Task item: Collect every line in the records below that contains the word "html".

[Dataset records Boundary: Start]

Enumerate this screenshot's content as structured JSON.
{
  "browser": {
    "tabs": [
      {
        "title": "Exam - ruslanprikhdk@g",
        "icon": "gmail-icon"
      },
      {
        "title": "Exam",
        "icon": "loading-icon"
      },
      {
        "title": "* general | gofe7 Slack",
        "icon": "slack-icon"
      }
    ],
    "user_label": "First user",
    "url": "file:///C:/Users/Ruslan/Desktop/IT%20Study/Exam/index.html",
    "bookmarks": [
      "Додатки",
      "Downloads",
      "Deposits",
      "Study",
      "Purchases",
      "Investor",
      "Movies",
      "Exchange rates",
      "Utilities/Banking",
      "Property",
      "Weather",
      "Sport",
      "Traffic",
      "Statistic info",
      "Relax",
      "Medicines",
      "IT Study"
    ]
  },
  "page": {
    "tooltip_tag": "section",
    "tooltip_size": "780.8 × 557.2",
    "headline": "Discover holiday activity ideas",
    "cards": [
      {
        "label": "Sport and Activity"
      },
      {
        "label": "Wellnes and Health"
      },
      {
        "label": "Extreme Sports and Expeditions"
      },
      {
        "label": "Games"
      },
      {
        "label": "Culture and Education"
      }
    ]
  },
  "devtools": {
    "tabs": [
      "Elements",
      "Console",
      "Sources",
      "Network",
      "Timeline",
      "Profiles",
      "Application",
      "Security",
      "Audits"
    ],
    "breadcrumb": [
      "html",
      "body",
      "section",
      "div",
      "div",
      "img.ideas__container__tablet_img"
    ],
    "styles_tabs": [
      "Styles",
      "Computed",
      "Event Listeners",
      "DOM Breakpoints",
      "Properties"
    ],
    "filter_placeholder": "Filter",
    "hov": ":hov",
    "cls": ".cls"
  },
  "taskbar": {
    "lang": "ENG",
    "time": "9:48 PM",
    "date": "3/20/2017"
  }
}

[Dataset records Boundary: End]

Written answer:
    "url": "file:///C:/Users/Ruslan/Desktop/IT%20Study/Exam/index.html",
      "html",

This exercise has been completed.